In the records below, some lines hold the word "Silver". Copy each of those lines.
Provided entries Block Start
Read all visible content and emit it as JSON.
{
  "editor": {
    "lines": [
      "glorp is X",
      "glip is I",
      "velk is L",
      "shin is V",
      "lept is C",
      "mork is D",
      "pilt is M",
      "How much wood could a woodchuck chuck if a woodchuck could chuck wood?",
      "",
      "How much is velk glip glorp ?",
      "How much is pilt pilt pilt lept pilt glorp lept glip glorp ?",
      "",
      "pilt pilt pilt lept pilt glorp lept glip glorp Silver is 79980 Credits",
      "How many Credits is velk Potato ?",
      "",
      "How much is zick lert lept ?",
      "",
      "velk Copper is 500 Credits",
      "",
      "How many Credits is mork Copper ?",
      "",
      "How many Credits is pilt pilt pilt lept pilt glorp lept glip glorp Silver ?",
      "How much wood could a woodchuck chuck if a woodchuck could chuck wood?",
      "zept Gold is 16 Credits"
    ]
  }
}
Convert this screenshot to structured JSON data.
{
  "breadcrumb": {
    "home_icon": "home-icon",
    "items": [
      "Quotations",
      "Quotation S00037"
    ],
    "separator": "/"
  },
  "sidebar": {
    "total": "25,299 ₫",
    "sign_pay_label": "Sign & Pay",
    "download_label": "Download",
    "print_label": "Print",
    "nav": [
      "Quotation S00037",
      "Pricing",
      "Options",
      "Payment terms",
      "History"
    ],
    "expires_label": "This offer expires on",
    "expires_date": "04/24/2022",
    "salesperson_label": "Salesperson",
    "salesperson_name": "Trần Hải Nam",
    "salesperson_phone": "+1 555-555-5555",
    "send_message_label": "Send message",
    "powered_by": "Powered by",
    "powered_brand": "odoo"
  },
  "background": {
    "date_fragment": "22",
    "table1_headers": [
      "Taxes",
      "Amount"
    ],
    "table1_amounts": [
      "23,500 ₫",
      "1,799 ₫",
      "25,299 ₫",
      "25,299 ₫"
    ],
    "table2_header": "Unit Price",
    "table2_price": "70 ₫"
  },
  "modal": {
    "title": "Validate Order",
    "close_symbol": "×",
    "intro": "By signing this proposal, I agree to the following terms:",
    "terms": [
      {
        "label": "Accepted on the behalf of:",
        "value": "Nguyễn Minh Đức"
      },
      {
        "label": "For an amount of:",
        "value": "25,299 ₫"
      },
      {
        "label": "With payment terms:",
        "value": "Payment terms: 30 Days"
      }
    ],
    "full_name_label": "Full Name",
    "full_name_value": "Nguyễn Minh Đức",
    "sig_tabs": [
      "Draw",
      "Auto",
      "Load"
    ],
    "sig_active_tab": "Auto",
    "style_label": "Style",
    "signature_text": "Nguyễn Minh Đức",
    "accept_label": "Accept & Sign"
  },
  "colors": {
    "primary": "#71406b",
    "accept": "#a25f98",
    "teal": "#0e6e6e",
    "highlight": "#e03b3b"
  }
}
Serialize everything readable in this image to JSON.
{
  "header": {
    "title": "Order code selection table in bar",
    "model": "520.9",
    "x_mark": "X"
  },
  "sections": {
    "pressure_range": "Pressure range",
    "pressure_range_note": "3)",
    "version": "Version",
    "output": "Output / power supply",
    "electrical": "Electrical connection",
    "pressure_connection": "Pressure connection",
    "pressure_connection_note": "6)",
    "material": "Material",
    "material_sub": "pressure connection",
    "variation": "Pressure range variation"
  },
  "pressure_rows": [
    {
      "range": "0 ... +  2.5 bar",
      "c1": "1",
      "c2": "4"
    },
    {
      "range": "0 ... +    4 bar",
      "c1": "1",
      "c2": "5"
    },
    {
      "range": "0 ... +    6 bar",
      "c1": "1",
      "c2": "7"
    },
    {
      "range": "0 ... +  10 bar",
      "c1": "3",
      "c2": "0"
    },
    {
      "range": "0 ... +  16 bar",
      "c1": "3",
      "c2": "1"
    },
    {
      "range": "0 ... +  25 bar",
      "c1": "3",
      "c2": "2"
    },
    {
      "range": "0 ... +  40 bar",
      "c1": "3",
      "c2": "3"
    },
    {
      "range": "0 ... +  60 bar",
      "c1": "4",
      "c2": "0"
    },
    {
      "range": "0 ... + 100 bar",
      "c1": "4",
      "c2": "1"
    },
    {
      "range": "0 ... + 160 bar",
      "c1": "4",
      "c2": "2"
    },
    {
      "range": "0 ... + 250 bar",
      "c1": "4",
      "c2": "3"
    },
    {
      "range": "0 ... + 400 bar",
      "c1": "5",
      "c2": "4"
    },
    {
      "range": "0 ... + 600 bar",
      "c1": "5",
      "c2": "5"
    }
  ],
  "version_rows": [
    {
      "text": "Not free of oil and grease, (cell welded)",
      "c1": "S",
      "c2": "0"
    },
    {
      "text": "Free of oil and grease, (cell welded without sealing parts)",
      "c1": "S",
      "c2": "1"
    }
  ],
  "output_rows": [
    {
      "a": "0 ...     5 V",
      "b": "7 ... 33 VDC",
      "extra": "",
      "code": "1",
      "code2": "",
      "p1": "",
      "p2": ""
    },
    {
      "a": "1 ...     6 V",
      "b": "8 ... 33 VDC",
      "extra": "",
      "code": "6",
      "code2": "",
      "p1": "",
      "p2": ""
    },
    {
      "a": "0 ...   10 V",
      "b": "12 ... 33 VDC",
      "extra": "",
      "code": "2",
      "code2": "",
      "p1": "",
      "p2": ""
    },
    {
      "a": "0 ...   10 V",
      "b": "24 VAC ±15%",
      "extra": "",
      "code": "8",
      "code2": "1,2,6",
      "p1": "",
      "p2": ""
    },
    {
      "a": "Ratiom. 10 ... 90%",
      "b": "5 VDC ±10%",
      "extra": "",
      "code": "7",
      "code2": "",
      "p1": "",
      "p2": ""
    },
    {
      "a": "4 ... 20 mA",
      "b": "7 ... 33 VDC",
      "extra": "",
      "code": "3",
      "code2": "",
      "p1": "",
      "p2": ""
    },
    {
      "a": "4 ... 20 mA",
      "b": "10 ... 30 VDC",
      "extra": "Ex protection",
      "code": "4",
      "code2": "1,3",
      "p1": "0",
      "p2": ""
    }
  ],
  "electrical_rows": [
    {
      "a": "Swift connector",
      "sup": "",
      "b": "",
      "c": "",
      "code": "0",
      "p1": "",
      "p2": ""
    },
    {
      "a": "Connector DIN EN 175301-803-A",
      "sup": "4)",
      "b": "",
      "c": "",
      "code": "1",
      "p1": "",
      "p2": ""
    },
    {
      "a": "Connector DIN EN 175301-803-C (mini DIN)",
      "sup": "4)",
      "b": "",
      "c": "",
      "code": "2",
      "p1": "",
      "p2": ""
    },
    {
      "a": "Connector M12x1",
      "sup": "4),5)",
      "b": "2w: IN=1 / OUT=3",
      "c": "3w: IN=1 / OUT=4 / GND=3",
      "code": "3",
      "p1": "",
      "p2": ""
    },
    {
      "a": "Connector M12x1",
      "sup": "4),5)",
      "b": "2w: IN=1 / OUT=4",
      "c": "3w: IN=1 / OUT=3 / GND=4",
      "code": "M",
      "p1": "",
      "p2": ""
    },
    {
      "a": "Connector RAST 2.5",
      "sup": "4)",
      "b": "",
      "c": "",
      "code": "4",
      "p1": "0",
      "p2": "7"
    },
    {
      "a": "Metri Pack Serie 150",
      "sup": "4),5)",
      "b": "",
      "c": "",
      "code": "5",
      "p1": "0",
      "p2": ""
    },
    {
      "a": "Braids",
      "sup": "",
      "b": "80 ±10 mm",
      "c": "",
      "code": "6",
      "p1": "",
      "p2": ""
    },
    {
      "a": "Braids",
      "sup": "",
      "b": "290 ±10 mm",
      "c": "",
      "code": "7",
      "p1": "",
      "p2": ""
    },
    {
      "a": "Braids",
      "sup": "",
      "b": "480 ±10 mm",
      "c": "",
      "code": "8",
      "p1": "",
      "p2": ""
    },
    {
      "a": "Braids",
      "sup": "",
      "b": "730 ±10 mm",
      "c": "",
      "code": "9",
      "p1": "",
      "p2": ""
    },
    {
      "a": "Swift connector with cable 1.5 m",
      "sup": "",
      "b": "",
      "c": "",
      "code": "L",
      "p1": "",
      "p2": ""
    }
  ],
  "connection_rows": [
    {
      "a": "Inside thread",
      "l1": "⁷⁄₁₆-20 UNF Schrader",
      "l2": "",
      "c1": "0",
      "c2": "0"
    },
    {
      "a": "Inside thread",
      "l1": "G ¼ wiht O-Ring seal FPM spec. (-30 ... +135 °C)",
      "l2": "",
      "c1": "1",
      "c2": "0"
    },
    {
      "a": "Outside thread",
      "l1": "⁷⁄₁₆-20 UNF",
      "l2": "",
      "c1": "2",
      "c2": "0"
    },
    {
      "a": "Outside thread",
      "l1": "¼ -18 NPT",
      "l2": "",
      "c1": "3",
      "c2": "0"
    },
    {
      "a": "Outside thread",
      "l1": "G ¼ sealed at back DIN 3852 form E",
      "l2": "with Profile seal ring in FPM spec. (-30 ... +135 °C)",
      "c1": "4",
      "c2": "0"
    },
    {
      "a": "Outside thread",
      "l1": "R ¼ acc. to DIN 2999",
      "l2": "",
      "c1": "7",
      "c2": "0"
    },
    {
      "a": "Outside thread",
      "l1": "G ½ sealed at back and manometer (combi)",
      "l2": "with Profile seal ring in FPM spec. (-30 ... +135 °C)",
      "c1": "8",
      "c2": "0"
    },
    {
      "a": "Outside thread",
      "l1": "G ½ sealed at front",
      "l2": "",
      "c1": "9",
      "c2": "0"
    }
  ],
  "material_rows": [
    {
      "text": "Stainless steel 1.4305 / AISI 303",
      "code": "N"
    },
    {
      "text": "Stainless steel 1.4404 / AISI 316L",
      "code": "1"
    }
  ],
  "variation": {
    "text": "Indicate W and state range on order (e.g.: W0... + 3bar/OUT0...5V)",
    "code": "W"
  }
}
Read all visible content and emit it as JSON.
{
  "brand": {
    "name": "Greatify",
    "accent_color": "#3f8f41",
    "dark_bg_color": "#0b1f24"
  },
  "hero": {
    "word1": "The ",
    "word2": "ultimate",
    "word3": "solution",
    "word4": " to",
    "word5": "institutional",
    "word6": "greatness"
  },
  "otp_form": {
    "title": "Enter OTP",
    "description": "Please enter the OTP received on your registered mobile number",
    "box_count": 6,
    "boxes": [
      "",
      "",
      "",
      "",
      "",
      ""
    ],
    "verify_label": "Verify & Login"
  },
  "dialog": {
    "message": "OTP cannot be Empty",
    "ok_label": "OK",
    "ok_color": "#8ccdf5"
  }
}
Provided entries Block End
→ **Solution to this task**
      "pilt pilt pilt lept pilt glorp lept glip glorp Silver is 79980 Credits",
      "How many Credits is pilt pilt pilt lept pilt glorp lept glip glorp Silver ?",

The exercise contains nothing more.